THE TASK: Please show every line in the entries below that includes the word "title".

Start of Block

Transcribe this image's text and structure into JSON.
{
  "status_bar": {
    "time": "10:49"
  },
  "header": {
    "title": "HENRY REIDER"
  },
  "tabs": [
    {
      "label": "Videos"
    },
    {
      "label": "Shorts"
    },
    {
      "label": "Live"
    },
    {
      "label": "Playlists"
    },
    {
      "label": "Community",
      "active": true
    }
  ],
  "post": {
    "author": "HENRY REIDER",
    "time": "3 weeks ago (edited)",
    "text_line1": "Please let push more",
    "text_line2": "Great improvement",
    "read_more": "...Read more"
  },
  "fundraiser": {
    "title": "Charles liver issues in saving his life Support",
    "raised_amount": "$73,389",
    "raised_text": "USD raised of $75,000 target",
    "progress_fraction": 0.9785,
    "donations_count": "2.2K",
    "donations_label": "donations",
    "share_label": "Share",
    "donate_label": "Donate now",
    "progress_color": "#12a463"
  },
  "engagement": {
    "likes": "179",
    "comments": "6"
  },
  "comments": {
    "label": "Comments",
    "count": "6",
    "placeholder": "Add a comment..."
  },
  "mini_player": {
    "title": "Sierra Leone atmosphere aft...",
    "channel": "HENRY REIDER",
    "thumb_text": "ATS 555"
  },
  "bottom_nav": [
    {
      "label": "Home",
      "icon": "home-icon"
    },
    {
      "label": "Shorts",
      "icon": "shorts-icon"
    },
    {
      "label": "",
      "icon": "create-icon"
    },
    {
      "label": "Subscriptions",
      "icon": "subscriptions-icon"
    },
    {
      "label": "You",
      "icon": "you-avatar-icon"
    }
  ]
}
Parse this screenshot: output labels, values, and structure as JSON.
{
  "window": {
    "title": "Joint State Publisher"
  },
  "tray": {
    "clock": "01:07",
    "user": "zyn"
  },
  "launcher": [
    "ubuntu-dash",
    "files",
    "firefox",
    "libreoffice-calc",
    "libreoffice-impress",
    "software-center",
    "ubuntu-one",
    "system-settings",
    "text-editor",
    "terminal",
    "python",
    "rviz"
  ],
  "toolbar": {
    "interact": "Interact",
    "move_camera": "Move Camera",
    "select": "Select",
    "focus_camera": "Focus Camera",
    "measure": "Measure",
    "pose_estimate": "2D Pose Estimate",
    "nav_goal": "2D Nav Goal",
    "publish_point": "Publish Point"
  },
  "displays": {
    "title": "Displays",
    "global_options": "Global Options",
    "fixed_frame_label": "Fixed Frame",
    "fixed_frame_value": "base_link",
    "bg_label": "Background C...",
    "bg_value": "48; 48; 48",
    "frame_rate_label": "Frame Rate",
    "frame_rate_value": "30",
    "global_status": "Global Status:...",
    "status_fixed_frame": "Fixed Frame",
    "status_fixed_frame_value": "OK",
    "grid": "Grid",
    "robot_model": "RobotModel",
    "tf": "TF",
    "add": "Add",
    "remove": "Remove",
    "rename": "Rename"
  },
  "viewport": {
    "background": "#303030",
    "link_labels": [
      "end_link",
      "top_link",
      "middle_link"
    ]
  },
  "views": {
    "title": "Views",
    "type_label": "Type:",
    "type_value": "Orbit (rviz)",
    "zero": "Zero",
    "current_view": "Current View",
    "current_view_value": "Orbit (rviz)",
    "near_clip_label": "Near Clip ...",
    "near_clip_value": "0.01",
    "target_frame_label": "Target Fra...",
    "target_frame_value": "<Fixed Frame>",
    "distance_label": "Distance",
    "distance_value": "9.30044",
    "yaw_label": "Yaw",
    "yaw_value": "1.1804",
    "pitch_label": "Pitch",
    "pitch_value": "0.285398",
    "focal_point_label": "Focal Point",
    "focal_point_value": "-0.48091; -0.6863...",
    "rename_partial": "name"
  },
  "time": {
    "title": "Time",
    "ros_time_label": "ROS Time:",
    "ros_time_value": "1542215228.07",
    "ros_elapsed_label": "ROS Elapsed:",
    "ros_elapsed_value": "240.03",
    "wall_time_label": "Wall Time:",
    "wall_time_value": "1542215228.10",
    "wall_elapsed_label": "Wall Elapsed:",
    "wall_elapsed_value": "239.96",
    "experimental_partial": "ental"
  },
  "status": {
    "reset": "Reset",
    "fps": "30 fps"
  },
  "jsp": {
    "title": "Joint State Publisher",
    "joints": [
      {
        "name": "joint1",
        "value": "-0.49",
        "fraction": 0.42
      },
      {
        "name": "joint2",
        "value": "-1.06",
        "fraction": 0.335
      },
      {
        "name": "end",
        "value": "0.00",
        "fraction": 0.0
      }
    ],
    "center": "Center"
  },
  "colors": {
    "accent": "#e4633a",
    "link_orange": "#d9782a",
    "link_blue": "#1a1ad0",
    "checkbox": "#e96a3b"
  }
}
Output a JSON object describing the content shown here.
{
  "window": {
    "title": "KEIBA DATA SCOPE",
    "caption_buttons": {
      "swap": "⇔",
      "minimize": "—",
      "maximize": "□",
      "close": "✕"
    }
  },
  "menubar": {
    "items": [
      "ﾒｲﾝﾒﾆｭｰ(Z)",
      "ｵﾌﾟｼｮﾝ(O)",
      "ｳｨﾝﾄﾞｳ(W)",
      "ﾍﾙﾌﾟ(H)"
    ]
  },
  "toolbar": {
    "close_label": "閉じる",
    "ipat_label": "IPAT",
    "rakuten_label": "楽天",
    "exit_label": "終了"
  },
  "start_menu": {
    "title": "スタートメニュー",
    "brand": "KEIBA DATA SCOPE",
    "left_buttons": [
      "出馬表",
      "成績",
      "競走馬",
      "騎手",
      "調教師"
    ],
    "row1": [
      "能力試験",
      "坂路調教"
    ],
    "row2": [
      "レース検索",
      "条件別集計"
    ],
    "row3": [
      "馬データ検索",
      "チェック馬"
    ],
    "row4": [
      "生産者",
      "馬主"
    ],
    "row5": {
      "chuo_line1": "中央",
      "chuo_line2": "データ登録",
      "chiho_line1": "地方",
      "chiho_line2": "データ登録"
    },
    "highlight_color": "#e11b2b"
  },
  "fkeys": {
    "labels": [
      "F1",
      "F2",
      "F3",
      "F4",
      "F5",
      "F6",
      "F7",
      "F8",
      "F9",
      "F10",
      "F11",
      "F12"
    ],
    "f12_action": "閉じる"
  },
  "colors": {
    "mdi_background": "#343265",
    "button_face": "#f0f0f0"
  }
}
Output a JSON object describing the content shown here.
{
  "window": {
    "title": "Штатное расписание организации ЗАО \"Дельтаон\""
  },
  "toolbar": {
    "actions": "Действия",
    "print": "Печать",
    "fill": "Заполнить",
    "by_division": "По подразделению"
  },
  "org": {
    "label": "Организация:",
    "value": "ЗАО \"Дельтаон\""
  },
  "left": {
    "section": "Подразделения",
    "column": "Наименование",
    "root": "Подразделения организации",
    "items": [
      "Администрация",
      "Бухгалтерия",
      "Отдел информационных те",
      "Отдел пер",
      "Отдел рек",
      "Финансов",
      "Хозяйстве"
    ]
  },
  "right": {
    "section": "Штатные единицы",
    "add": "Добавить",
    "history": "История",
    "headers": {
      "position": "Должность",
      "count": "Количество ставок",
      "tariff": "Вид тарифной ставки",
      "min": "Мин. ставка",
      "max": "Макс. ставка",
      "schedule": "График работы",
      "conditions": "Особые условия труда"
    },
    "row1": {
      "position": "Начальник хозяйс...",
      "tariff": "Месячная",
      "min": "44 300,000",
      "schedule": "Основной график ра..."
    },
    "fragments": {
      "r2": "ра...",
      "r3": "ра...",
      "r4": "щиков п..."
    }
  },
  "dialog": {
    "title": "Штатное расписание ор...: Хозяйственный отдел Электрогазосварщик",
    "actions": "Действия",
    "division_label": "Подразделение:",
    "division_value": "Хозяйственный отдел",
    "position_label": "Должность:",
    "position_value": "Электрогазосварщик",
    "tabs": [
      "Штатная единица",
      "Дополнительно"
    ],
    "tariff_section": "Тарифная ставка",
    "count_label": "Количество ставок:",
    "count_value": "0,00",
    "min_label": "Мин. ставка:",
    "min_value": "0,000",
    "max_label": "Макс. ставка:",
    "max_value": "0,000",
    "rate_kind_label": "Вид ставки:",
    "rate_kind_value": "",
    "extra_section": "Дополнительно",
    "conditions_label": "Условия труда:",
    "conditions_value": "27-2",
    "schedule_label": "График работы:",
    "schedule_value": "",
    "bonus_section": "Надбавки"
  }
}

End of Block

SOLUTION FOR THIS TASK:
    "title": "HENRY REIDER"
    "title": "Charles liver issues in saving his life Support",
    "title": "Sierra Leone atmosphere aft...",
    "title": "Joint State Publisher"
    "title": "Displays",
    "title": "Views",
    "title": "Time",
    "title": "Joint State Publisher",
    "title": "KEIBA DATA SCOPE",
    "title": "スタートメニュー",
    "title": "Штатное расписание организации ЗАО \"Дельтаон\""
    "title": "Штатное расписание ор...: Хозяйственный отдел Электрогазосварщик",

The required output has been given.